Lin, S-Y, Shin, F., & Krashen, S.  2007. Sophia’s choice: Summer reading. Knowledge Quest 35(4). Available for free download at www.sdkrashen.com, under "free voluntary reading."

Kids Count report

While the percentage of American children living in poverty fell in 2015, many continue to live in high-poverty areas and gains in children's well-being could be lost without continued investment, an annual report from the Annie. E. Casey Foundation finds. The report, which measured child well-being in four areas — economic well-being, education, health, and family and community — found minimal gains in indicators of academic achievement.

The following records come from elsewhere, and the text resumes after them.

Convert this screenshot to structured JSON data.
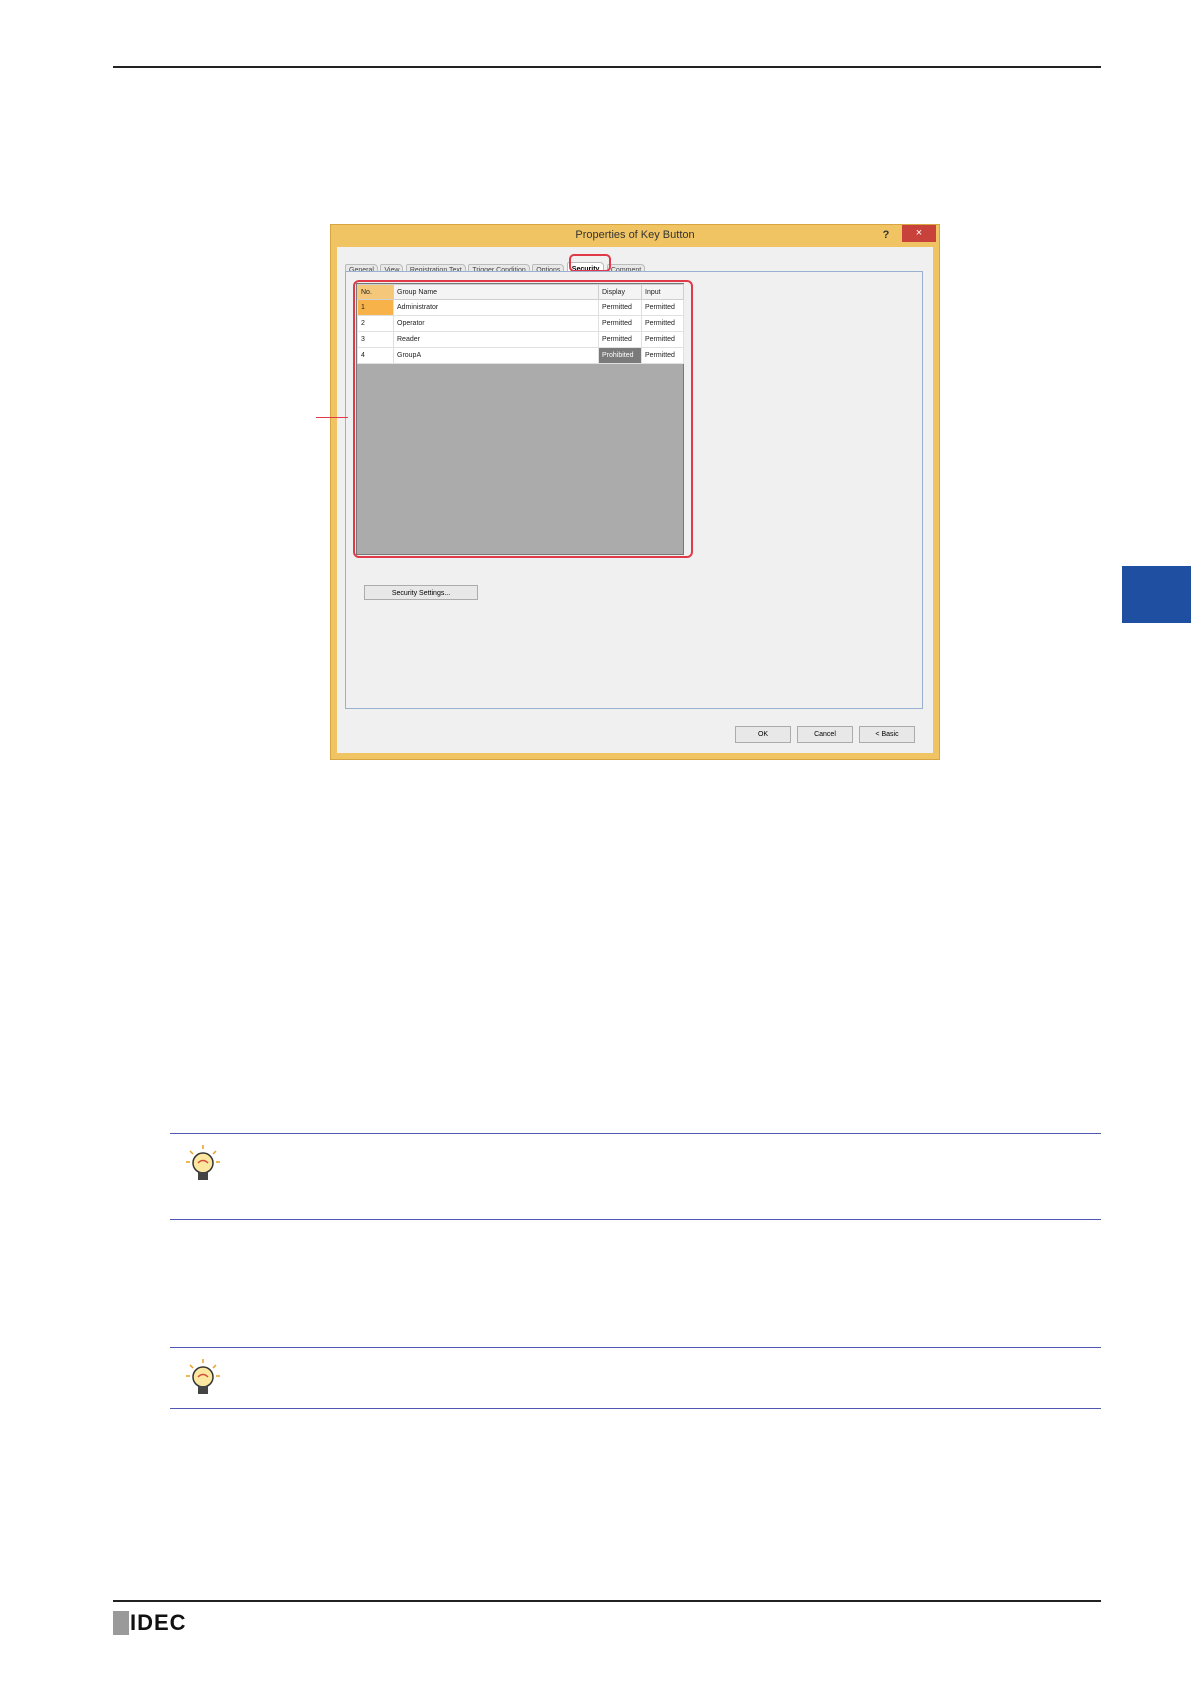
{
  "dialog": {
    "title": "Properties of Key Button",
    "help_label": "?",
    "close_label": "×",
    "tabs": [
      {
        "label": "General"
      },
      {
        "label": "View"
      },
      {
        "label": "Registration Text"
      },
      {
        "label": "Trigger Condition"
      },
      {
        "label": "Options"
      },
      {
        "label": "Security"
      },
      {
        "label": "Comment"
      }
    ],
    "active_tab": "Security",
    "table": {
      "headers": {
        "no": "No.",
        "group": "Group Name",
        "display": "Display",
        "input": "Input"
      },
      "rows": [
        {
          "no": "1",
          "group": "Administrator",
          "display": "Permitted",
          "input": "Permitted"
        },
        {
          "no": "2",
          "group": "Operator",
          "display": "Permitted",
          "input": "Permitted"
        },
        {
          "no": "3",
          "group": "Reader",
          "display": "Permitted",
          "input": "Permitted"
        },
        {
          "no": "4",
          "group": "GroupA",
          "display": "Prohibited",
          "input": "Permitted"
        }
      ]
    },
    "security_settings_label": "Security Settings...",
    "ok_label": "OK",
    "cancel_label": "Cancel",
    "basic_label": "< Basic"
  },
  "colors": {
    "side_tab": "#1f4fa0",
    "highlight": "#e03a48",
    "dialog_frame": "#f0c463"
  },
  "footer": {
    "logo_text": "IDEC"
  }
}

Although rates of high school completion and fourth-grade reading proficiency improved from 2010 to 2015, the percentage of children not attending pre-K classes has remained largely unchanged since 2009, while the eighth-grade math proficiency rate has gotten slightly worse. The report found progress in a number of health indicators, including the uninsured rate for children, which fell from 8 percent in 2010 to 5 percent in 2015; the share of teens who abuse alcohol or drugs, which fell  from 7 percent to 5 percent; and child and teen deaths, which was down from 26 per 100,000 to 25 per 100,000. The report also notes that racial disparities in child well-being persist.
Annie E. Casey Foundation. (2017). Kids Count. Baltimore, MD: A. E. Casey Foundation. 
http://www.aecf.org/m/databook/2017KCDB_FINAL_embargoed.pdf

Friday, May 19, 2017

YAs use of ebooks study

An online survey distributed to librarians at public libraries across North America established some interesting trends in public librarians’ perceptions of ebooks and teens. Some of the findings of this study are that teen library users strongly prefer to read print books for their recreational reading and show very little interest in ebooks or ebook programs offered by public libraries.Even when public librarians offer ebook programs for teens through school outreach, these programs tend to focus on the titles in the collection and the download process, rather than the specific benefits of ebook reading. More active promotion of these advantages could potentially appeal to teens, especially to non-library users and reluctant readers.
Gray, R., & Howard, V. (2017). Young adult use of ebooks: An analysis of public library services and resources. Public Library Quarterly, 1-4. http://dx.doi.org/10.1080/01616846.2017.1316149

Thursday, April 27, 2017

School Attitudes about Independent Reading Report

Nearly all teachers and principals believe students should have time for independent reading at school, yet only about a third of teachers set aside time each day for this, according to a recent survey. When independent reading occurs, students spend an average of 22 minutes on it.
Asked about the primary barrier to independent reading time, 9 out of 10 teachers cited "demands of the curriculum." Other findings include:
  • About 1 in 10 teachers have no books in their classroom or personal libraries for students to read. About a third of teachers have fewer than 50 books. And 14 percent have more than 500 books.
  • Many teachers update their classroom libraries infrequently. About a quarter do it every couple of years and 13 percent never do it. 
  • Teachers who do in-class independent reading were asked about its benefits. About 40 percent said "students' skills have increased/ students are achieving more.' A quarter said "students learn to love reading."
  • Nearly 4 in 10 principals said they do not have a full-time school librarian, yet 8 in 10 said a librarian is a critical resource for schools.
  • About half of principals and librarians say they need more culturally relevant books, books in other languages, ebooks, books with diverse characters, and high-interest, low-level books.
  • Nearly 30 percent of principals and librarians said they're able to add new titles to their library "once a year or less." About 20 percent add books at least monthly.
Scholastic. (2017). Teacher & Principal School Report: Focus on Literacy. New York: Scholastic.
http://www.scholastic.com/teacherprincipalreport/literacy.htm